The investigation was authored by two of the world’s top database analysts, IDC’s Carl Olofson and Matthew Marden. As more and more organizations adopt in-memory databases to overcome the performance limitations of disk-based solutions, stories about the real value to organizations over multiple years are starting to appear. IDC wanted to see the impact over five years by looking at some of the earliest adopters of in-memory— long enough for the new technology to settle into an organization, and for reliable financial data to be analyzed.
The organizations from around the world (average size over 30,000 employees) were asked what they were doing with their in-memory database (the study was focused on the SAP HANA in-memory data platform):
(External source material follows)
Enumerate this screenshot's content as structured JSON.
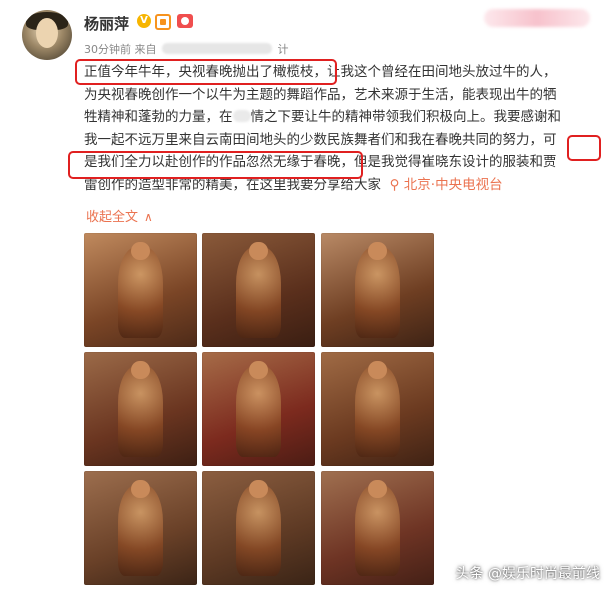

“With SAP HANA, we have a single source of truth for sales that’s tied to our annual operating plan. We’re getting smarter every day we use it, and I think the innovation to come will be how we look at our business differently because of transparency and visibility for our sales staff. I think we’ll become more predictive around the KPIs, so we’ll be smarter and make better decisions.”
The key was to measure the business impact of transformative technology. Unlike a study that compares two versions of similar solutions, like a Mercedes S550 and a BMW 750i, this is like comparing the Tesla S to gas powered cars.
IDC looked at three areas: business productivity, it staff productivity, and cost reductions.
The big winner was business productivity. While IT staff productivity and cost reductions were positive, saving companies about $1.5M per year, the improvement to the overall business outcomes delivered a whopping $17.8M per year of improvement – and this was at an initial cost of about $10.0M, leading to a payback time of nine months.
Since the majority of the return came from business productivity, it is valuable to look into where these gains came from, and unsurprisingly, the biggest gains came from new business processes that were not possible with low power infrastructure. This is similar to the history of flight—the power/weight ratio of a whole new type of engine (internal combustion) opened up possibilities to build aircraft not possible with steam engine technology.
Here are three examples from the IDC paper —it is really worth reading it and seeing some other ways SAP HANA customers are changing their businesses:
The last example, from customer support, resonates with my experience. In 1995, a small startup was going nowhere with their product. They had a few customers and a one-man support group (the low man on the totem pole). However, this wasn’t just any junior employee—this chap, Caleb Entrekin, was one of the smartest people I worked with.
He spotted a recurring problem that all the customers calling about were using his software to monitor. He had a $42M idea— why not build a solution to address the problem?! The startup spun up the idea, got a new CTO to build the product, and four years later the small company was bought for $42M.
You can’t all have a smart entrepreneur like Caleb to identify patterns nobody else can see, but if you have SAP HANA instead, you have a way to find patterns in your business that could be your $42M idea as well – and even if you don’t, you’ll be saving $17M/year anyway!
Explore more SAP HANA innovation stories.